[Interface dataset entries]

+++

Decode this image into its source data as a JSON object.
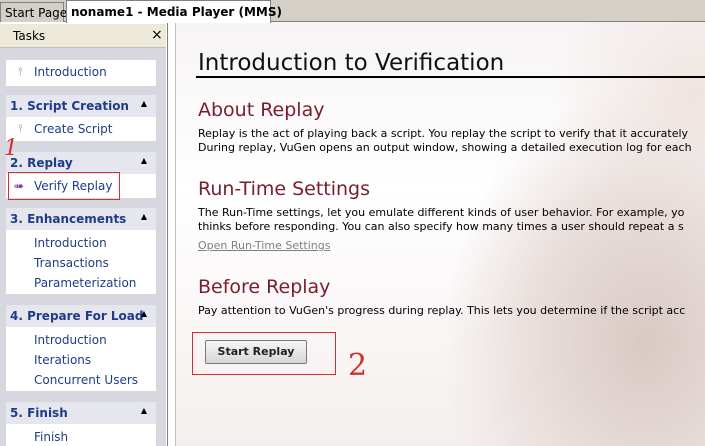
{
  "tabs": [
    {
      "label": "Start Page"
    },
    {
      "label": "noname1 - Media Player (MMS)"
    }
  ],
  "sidebar": {
    "title": "Tasks",
    "close_glyph": "×",
    "intro": "Introduction",
    "sections": [
      {
        "title": "1. Script Creation",
        "items": [
          "Create Script"
        ]
      },
      {
        "title": "2. Replay",
        "items": [
          "Verify Replay"
        ]
      },
      {
        "title": "3. Enhancements",
        "items": [
          "Introduction",
          "Transactions",
          "Parameterization"
        ]
      },
      {
        "title": "4. Prepare For Load",
        "items": [
          "Introduction",
          "Iterations",
          "Concurrent Users"
        ]
      },
      {
        "title": "5. Finish",
        "items": [
          "Finish"
        ]
      }
    ]
  },
  "annotations": {
    "mark1": "1",
    "mark2": "2"
  },
  "main": {
    "title": "Introduction to Verification",
    "about_heading": "About Replay",
    "about_line1": "Replay is the act of playing back a script. You replay the script to verify that it accurately",
    "about_line2": "During replay, VuGen opens an output window, showing a detailed execution log for each",
    "rts_heading": "Run-Time Settings",
    "rts_line1": "The Run-Time settings, let you emulate different kinds of user behavior. For example, yo",
    "rts_line2": "thinks before responding. You can also specify how many times a user should repeat a s",
    "rts_link": "Open Run-Time Settings",
    "before_heading": "Before Replay",
    "before_line1": "Pay attention to VuGen's progress during replay. This lets you determine if the script acc",
    "start_button": "Start Replay"
  },
  "colors": {
    "heading": "#7a1c2e",
    "nav_link": "#1f3c88",
    "annotation": "#d03030"
  }
}
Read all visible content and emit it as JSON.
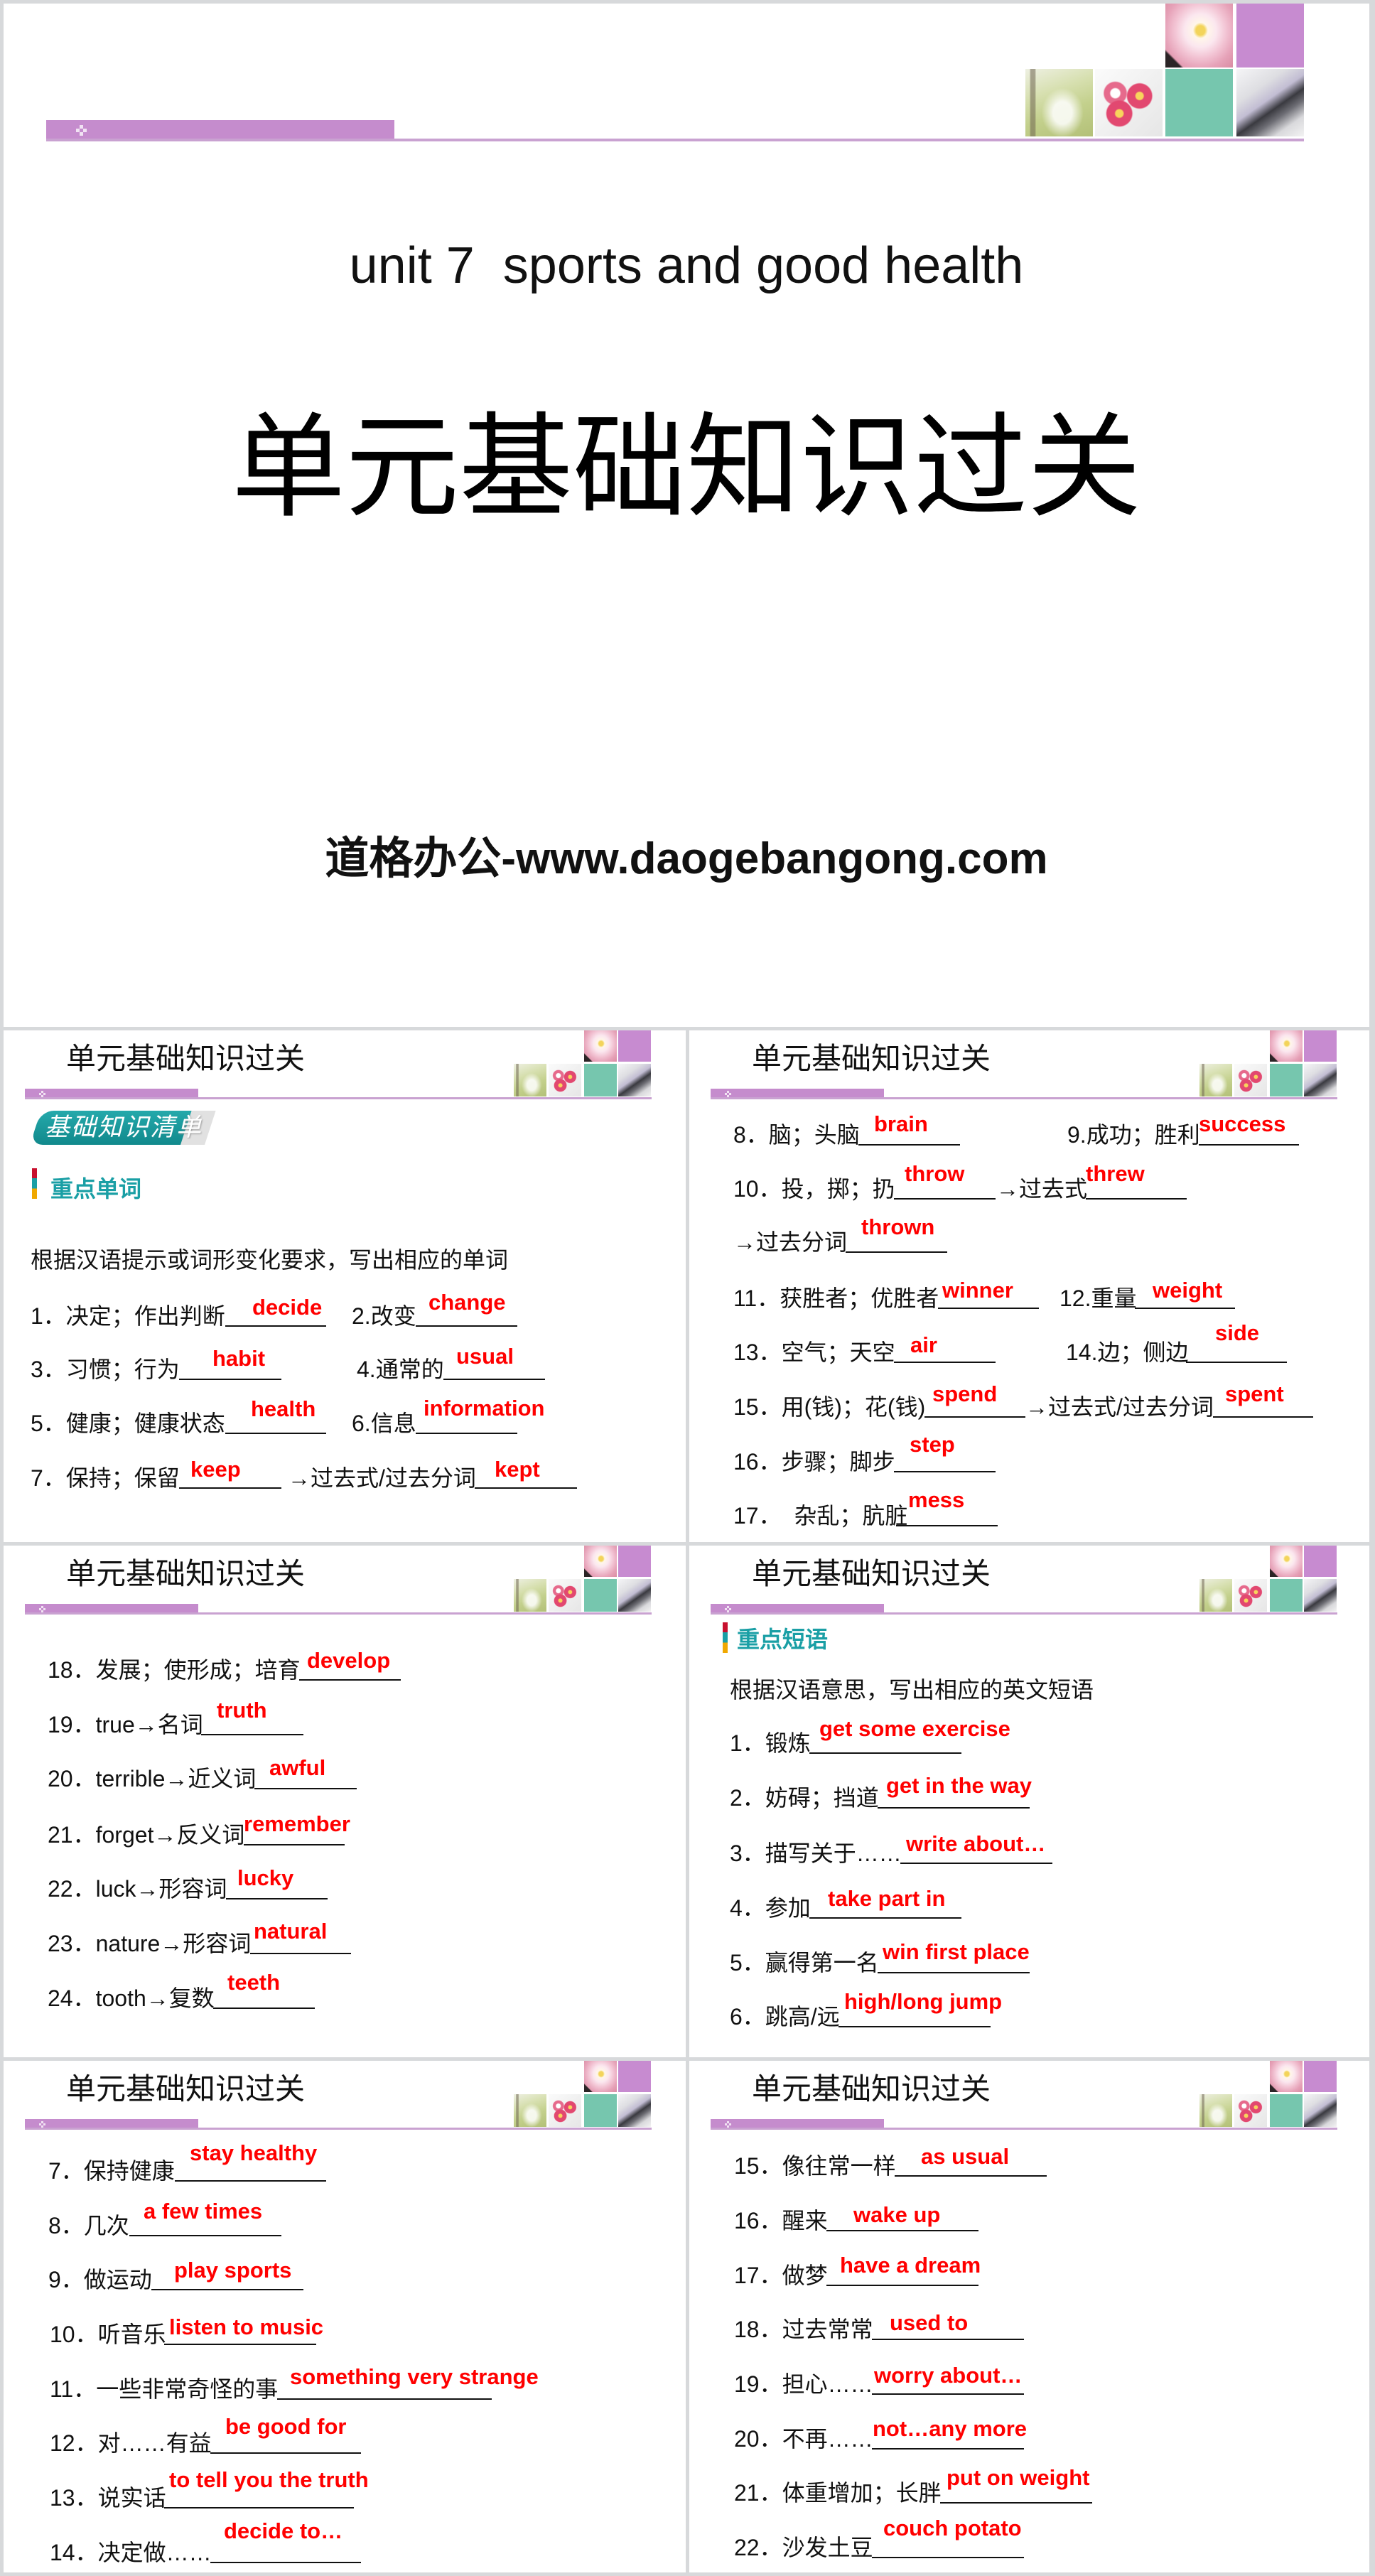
{
  "colors": {
    "page_bg": "#d7d9db",
    "accent_purple": "#c58ccd",
    "rule_purple": "#c9a2d1",
    "tile_purple": "#c78bd0",
    "tile_teal": "#76c6ae",
    "heading_teal": "#1a9fa5",
    "answer_red": "#ff0000",
    "marker_red": "#c8102e",
    "marker_yellow": "#f0a800"
  },
  "decor_tiles": [
    "flower-photo",
    "purple-block",
    "glassware-photo",
    "dumbbell-photo",
    "teal-block",
    "makeup-photo"
  ],
  "title_slide": {
    "subtitle": "unit 7  sports and good health",
    "title": "单元基础知识过关",
    "website": "道格办公-www.daogebangong.com"
  },
  "slide_title": "单元基础知识过关",
  "slides": [
    {
      "badge": {
        "main": "基础知识清",
        "tail": "单"
      },
      "section": "重点单词",
      "instruction": "根据汉语提示或词形变化要求，写出相应的单词",
      "items": [
        {
          "prompt": "1．决定；作出判断",
          "answer": "decide"
        },
        {
          "prompt": "2.改变",
          "answer": "change"
        },
        {
          "prompt": "3．习惯；行为",
          "answer": "habit"
        },
        {
          "prompt": "4.通常的",
          "answer": "usual"
        },
        {
          "prompt": "5．健康；健康状态",
          "answer": "health"
        },
        {
          "prompt": "6.信息",
          "answer": "information"
        },
        {
          "prompt": "7．保持；保留",
          "answer": "keep"
        },
        {
          "prompt": "→过去式/过去分词",
          "answer": "kept"
        }
      ]
    },
    {
      "items": [
        {
          "prompt": "8．脑；头脑",
          "answer": "brain"
        },
        {
          "prompt": "9.成功；胜利",
          "answer": "success"
        },
        {
          "prompt": "10．投，掷；扔",
          "answer": "throw"
        },
        {
          "prompt": "→过去式",
          "answer": "threw"
        },
        {
          "prompt": "→过去分词",
          "answer": "thrown"
        },
        {
          "prompt": "11．获胜者；优胜者",
          "answer": "winner"
        },
        {
          "prompt": "12.重量",
          "answer": "weight"
        },
        {
          "prompt": "13．空气；天空",
          "answer": "air"
        },
        {
          "prompt": "14.边；侧边",
          "answer": "side"
        },
        {
          "prompt": "15．用(钱)；花(钱)",
          "answer": "spend"
        },
        {
          "prompt": "→过去式/过去分词",
          "answer": "spent"
        },
        {
          "prompt": "16．步骤；脚步",
          "answer": "step"
        },
        {
          "prompt": "17．  杂乱；肮脏",
          "answer": "mess"
        }
      ]
    },
    {
      "items": [
        {
          "prompt": "18．发展；使形成；培育",
          "answer": "develop"
        },
        {
          "prompt": "19．true→名词",
          "answer": "truth"
        },
        {
          "prompt": "20．terrible→近义词",
          "answer": "awful"
        },
        {
          "prompt": "21．forget→反义词",
          "answer": "remember"
        },
        {
          "prompt": "22．luck→形容词",
          "answer": "lucky"
        },
        {
          "prompt": "23．nature→形容词",
          "answer": "natural"
        },
        {
          "prompt": "24．tooth→复数",
          "answer": "teeth"
        }
      ]
    },
    {
      "section": "重点短语",
      "instruction": "根据汉语意思，写出相应的英文短语",
      "items": [
        {
          "prompt": "1．锻炼",
          "answer": "get some exercise"
        },
        {
          "prompt": "2．妨碍；挡道",
          "answer": "get in the way"
        },
        {
          "prompt": "3．描写关于……",
          "answer": "write about…"
        },
        {
          "prompt": "4．参加",
          "answer": "take part in"
        },
        {
          "prompt": "5．赢得第一名",
          "answer": "win first place"
        },
        {
          "prompt": "6．跳高/远",
          "answer": "high/long jump"
        }
      ]
    },
    {
      "items": [
        {
          "prompt": "7．保持健康",
          "answer": "stay healthy"
        },
        {
          "prompt": "8．几次",
          "answer": "a few times"
        },
        {
          "prompt": "9．做运动",
          "answer": "play sports"
        },
        {
          "prompt": "10．听音乐",
          "answer": "listen to music"
        },
        {
          "prompt": "11．一些非常奇怪的事",
          "answer": "something very strange"
        },
        {
          "prompt": "12．对……有益",
          "answer": "be good for"
        },
        {
          "prompt": "13．说实话",
          "answer": "to tell you the truth"
        },
        {
          "prompt": "14．决定做……",
          "answer": "decide to…"
        }
      ]
    },
    {
      "items": [
        {
          "prompt": "15．像往常一样",
          "answer": "as usual"
        },
        {
          "prompt": "16．醒来",
          "answer": "wake up"
        },
        {
          "prompt": "17．做梦",
          "answer": "have a dream"
        },
        {
          "prompt": "18．过去常常",
          "answer": "used to"
        },
        {
          "prompt": "19．担心……",
          "answer": "worry about…"
        },
        {
          "prompt": "20．不再……",
          "answer": "not…any more"
        },
        {
          "prompt": "21．体重增加；长胖",
          "answer": "put on weight"
        },
        {
          "prompt": "22．沙发土豆",
          "answer": "couch potato"
        }
      ]
    }
  ]
}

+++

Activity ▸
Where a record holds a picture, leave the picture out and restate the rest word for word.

Answer to the exercise ▸
Decode this image into its source data as a JSON object.
{
  "tabs": [
    {
      "label": "Start Page"
    },
    {
      "label": "noname1 - Media Player (MMS)"
    }
  ],
  "sidebar": {
    "title": "Tasks",
    "close_glyph": "×",
    "intro": "Introduction",
    "sections": [
      {
        "title": "1. Script Creation",
        "items": [
          "Create Script"
        ]
      },
      {
        "title": "2. Replay",
        "items": [
          "Verify Replay"
        ]
      },
      {
        "title": "3. Enhancements",
        "items": [
          "Introduction",
          "Transactions",
          "Parameterization"
        ]
      },
      {
        "title": "4. Prepare For Load",
        "items": [
          "Introduction",
          "Iterations",
          "Concurrent Users"
        ]
      },
      {
        "title": "5. Finish",
        "items": [
          "Finish"
        ]
      }
    ]
  },
  "annotations": {
    "mark1": "1",
    "mark2": "2"
  },
  "main": {
    "title": "Introduction to Verification",
    "about_heading": "About Replay",
    "about_line1": "Replay is the act of playing back a script. You replay the script to verify that it accurately",
    "about_line2": "During replay, VuGen opens an output window, showing a detailed execution log for each",
    "rts_heading": "Run-Time Settings",
    "rts_line1": "The Run-Time settings, let you emulate different kinds of user behavior. For example, yo",
    "rts_line2": "thinks before responding. You can also specify how many times a user should repeat a s",
    "rts_link": "Open Run-Time Settings",
    "before_heading": "Before Replay",
    "before_line1": "Pay attention to VuGen's progress during replay. This lets you determine if the script acc",
    "start_button": "Start Replay"
  },
  "colors": {
    "heading": "#7a1c2e",
    "nav_link": "#1f3c88",
    "annotation": "#d03030"
  }
}
Read all visible content and emit it as JSON.
{
  "colors": {
    "page_bg": "#d7d9db",
    "accent_purple": "#c58ccd",
    "rule_purple": "#c9a2d1",
    "tile_purple": "#c78bd0",
    "tile_teal": "#76c6ae",
    "heading_teal": "#1a9fa5",
    "answer_red": "#ff0000",
    "marker_red": "#c8102e",
    "marker_yellow": "#f0a800"
  },
  "decor_tiles": [
    "flower-photo",
    "purple-block",
    "glassware-photo",
    "dumbbell-photo",
    "teal-block",
    "makeup-photo"
  ],
  "title_slide": {
    "subtitle": "unit 7  sports and good health",
    "title": "单元基础知识过关",
    "website": "道格办公-www.daogebangong.com"
  },
  "slide_title": "单元基础知识过关",
  "slides": [
    {
      "badge": {
        "main": "基础知识清",
        "tail": "单"
      },
      "section": "重点单词",
      "instruction": "根据汉语提示或词形变化要求，写出相应的单词",
      "items": [
        {
          "prompt": "1．决定；作出判断",
          "answer": "decide"
        },
        {
          "prompt": "2.改变",
          "answer": "change"
        },
        {
          "prompt": "3．习惯；行为",
          "answer": "habit"
        },
        {
          "prompt": "4.通常的",
          "answer": "usual"
        },
        {
          "prompt": "5．健康；健康状态",
          "answer": "health"
        },
        {
          "prompt": "6.信息",
          "answer": "information"
        },
        {
          "prompt": "7．保持；保留",
          "answer": "keep"
        },
        {
          "prompt": "→过去式/过去分词",
          "answer": "kept"
        }
      ]
    },
    {
      "items": [
        {
          "prompt": "8．脑；头脑",
          "answer": "brain"
        },
        {
          "prompt": "9.成功；胜利",
          "answer": "success"
        },
        {
          "prompt": "10．投，掷；扔",
          "answer": "throw"
        },
        {
          "prompt": "→过去式",
          "answer": "threw"
        },
        {
          "prompt": "→过去分词",
          "answer": "thrown"
        },
        {
          "prompt": "11．获胜者；优胜者",
          "answer": "winner"
        },
        {
          "prompt": "12.重量",
          "answer": "weight"
        },
        {
          "prompt": "13．空气；天空",
          "answer": "air"
        },
        {
          "prompt": "14.边；侧边",
          "answer": "side"
        },
        {
          "prompt": "15．用(钱)；花(钱)",
          "answer": "spend"
        },
        {
          "prompt": "→过去式/过去分词",
          "answer": "spent"
        },
        {
          "prompt": "16．步骤；脚步",
          "answer": "step"
        },
        {
          "prompt": "17．  杂乱；肮脏",
          "answer": "mess"
        }
      ]
    },
    {
      "items": [
        {
          "prompt": "18．发展；使形成；培育",
          "answer": "develop"
        },
        {
          "prompt": "19．true→名词",
          "answer": "truth"
        },
        {
          "prompt": "20．terrible→近义词",
          "answer": "awful"
        },
        {
          "prompt": "21．forget→反义词",
          "answer": "remember"
        },
        {
          "prompt": "22．luck→形容词",
          "answer": "lucky"
        },
        {
          "prompt": "23．nature→形容词",
          "answer": "natural"
        },
        {
          "prompt": "24．tooth→复数",
          "answer": "teeth"
        }
      ]
    },
    {
      "section": "重点短语",
      "instruction": "根据汉语意思，写出相应的英文短语",
      "items": [
        {
          "prompt": "1．锻炼",
          "answer": "get some exercise"
        },
        {
          "prompt": "2．妨碍；挡道",
          "answer": "get in the way"
        },
        {
          "prompt": "3．描写关于……",
          "answer": "write about…"
        },
        {
          "prompt": "4．参加",
          "answer": "take part in"
        },
        {
          "prompt": "5．赢得第一名",
          "answer": "win first place"
        },
        {
          "prompt": "6．跳高/远",
          "answer": "high/long jump"
        }
      ]
    },
    {
      "items": [
        {
          "prompt": "7．保持健康",
          "answer": "stay healthy"
        },
        {
          "prompt": "8．几次",
          "answer": "a few times"
        },
        {
          "prompt": "9．做运动",
          "answer": "play sports"
        },
        {
          "prompt": "10．听音乐",
          "answer": "listen to music"
        },
        {
          "prompt": "11．一些非常奇怪的事",
          "answer": "something very strange"
        },
        {
          "prompt": "12．对……有益",
          "answer": "be good for"
        },
        {
          "prompt": "13．说实话",
          "answer": "to tell you the truth"
        },
        {
          "prompt": "14．决定做……",
          "answer": "decide to…"
        }
      ]
    },
    {
      "items": [
        {
          "prompt": "15．像往常一样",
          "answer": "as usual"
        },
        {
          "prompt": "16．醒来",
          "answer": "wake up"
        },
        {
          "prompt": "17．做梦",
          "answer": "have a dream"
        },
        {
          "prompt": "18．过去常常",
          "answer": "used to"
        },
        {
          "prompt": "19．担心……",
          "answer": "worry about…"
        },
        {
          "prompt": "20．不再……",
          "answer": "not…any more"
        },
        {
          "prompt": "21．体重增加；长胖",
          "answer": "put on weight"
        },
        {
          "prompt": "22．沙发土豆",
          "answer": "couch potato"
        }
      ]
    }
  ]
}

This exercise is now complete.